SUPPLIED DATA START

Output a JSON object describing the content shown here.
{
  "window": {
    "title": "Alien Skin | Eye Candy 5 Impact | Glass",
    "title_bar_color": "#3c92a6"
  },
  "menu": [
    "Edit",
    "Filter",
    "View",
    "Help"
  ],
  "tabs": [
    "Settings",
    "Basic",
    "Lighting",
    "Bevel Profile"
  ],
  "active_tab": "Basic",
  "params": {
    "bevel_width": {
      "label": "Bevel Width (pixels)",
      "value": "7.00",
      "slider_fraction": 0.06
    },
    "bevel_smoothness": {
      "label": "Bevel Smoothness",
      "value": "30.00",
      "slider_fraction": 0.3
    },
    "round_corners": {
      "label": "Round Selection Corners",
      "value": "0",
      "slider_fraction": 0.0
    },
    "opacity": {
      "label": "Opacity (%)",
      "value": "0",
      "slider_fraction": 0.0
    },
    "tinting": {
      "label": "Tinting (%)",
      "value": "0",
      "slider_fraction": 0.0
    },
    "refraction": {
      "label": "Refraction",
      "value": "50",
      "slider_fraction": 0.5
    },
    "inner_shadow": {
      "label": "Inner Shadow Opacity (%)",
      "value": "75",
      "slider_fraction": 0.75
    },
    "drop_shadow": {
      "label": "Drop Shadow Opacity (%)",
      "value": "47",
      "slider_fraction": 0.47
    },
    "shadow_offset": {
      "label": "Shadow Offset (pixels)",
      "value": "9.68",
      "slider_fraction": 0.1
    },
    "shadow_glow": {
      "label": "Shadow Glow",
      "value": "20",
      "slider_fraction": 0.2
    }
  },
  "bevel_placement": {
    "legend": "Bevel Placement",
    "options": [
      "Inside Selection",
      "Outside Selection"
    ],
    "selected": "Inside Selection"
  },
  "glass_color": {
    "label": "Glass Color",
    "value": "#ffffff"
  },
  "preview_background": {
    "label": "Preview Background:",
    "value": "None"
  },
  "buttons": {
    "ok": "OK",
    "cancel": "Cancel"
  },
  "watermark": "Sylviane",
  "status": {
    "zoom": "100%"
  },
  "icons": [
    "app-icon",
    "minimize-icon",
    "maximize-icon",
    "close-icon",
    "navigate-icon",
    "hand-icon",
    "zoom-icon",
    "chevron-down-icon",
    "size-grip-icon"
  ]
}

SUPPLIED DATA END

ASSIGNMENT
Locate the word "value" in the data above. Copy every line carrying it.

SOLVED EXERCISE
      "value": "7.00",
      "value": "30.00",
      "value": "0",
      "value": "0",
      "value": "0",
      "value": "50",
      "value": "75",
      "value": "47",
      "value": "9.68",
      "value": "20",
    "value": "#ffffff"
    "value": "None"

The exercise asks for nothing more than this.